·That exhaustion and stress aren’t good this time of year. Take care of yourself!
·All emotions are welcome; our grief is the price we pay for the exquisite joy in the same proportion – that’s the deal, that’s the way it is. If we won’t allow grief, we can’t have joy.
·That some people aren’t able to be present at Christmas – some are dead, some are locked in the past, and some are off in the future, and that’s okay.
·That Optimism is a good option – how we attribute bad things that happen. If the turkey burns – not a small thing if you’re the daughter-in-law fixing the meal for the first time -- that it means the thermostat didn’t work, not that you can’t cook.
·That Flexbility is wise – people get sick, plans change, gifts don’t arrive, but the celebration can still occur – there are many ways to skin a cat.
·That Resilience is earned not given, and it’s earned by processing hard times and learning from them. GROWING through them, not just GOING through them.
·That nothing’s perfect and you’ll only exhaust yourself and make yourself and everyone else miserable if that’s your goal.
·That we have Personal Power and choices – it’s your holiday to spend as you wish. Christmas has a knob – turn it on, turn it up, turn it down, turn it off.
·And that if it’s good, it will change, and if it’s bad, it will change.
Ask yourself and those around you, “How do you feel about Christmas?” There are lots of people who need to be heard this time of year.
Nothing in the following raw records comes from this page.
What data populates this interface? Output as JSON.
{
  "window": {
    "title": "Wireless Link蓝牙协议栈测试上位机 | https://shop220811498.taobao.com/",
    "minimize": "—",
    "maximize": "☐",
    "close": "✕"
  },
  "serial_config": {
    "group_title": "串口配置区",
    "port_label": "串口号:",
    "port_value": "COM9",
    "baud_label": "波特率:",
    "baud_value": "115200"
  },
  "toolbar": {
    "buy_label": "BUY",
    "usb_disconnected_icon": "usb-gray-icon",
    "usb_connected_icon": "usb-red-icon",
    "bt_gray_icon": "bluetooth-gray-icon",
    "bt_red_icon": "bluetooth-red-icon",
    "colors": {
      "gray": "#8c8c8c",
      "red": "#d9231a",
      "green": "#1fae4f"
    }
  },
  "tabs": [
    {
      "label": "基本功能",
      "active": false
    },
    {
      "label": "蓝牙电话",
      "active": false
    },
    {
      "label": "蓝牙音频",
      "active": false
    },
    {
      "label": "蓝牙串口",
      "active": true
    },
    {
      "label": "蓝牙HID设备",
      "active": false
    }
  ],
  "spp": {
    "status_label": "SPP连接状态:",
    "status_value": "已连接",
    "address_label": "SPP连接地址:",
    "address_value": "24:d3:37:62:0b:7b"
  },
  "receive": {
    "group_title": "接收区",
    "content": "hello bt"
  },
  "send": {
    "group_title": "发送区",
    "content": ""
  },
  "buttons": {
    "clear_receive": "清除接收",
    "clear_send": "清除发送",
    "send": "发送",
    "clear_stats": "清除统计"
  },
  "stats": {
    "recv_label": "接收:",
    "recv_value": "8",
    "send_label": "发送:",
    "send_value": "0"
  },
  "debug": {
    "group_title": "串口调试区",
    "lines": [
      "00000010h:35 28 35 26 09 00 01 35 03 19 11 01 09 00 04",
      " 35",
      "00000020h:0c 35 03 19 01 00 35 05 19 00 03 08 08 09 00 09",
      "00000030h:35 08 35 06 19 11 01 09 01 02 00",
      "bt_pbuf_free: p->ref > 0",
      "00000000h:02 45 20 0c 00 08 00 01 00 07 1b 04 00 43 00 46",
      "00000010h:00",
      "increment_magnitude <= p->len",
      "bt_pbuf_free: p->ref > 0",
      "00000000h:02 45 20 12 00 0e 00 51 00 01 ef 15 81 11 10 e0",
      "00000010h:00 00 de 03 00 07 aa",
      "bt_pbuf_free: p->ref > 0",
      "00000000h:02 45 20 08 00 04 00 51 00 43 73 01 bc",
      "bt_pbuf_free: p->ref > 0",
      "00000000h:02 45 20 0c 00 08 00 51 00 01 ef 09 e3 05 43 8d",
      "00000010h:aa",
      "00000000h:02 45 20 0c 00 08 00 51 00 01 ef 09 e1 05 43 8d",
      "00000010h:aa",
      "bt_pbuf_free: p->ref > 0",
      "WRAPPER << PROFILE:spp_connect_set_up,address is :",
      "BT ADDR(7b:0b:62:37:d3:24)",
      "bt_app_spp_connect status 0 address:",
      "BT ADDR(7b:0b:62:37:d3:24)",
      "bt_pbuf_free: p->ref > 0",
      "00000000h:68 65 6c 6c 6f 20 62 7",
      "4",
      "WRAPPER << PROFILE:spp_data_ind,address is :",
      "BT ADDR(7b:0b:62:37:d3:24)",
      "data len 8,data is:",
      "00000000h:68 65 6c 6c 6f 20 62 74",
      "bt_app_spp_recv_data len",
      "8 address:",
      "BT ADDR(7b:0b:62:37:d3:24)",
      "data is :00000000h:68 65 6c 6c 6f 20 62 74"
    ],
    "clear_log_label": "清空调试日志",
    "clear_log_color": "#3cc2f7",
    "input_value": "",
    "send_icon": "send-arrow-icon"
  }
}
My client tells me she’s going to start a new tradition this year. She’ll invite everyone over for a Christmas brunch. I tell her I think this is a great idea, and I make a note to send her some of my cardamom bread. It mails well and has the virtue of containing no candied fruit!
I have new traditions, too. I have a little cap for my dog that says “Chimney Watch: Santa Patrol” on it. I’ll have it on her when the kids walk in the door, and there will be jingle bells on the door knob and a motion-sensored wreath on the door with eyeballs from K-Mart that says “Ho Ho Ho”.
I have an ineffable desire to enjoy myself and my life. I hope you do too!
Chettie would approve.
About the Author:
Susan Dunn is a personal and professional development coach specializing in emotional intelligence, transitions, midlife, and womens issues. http://www.susandunn.cc and mailto:email@example.com for FREE ezine.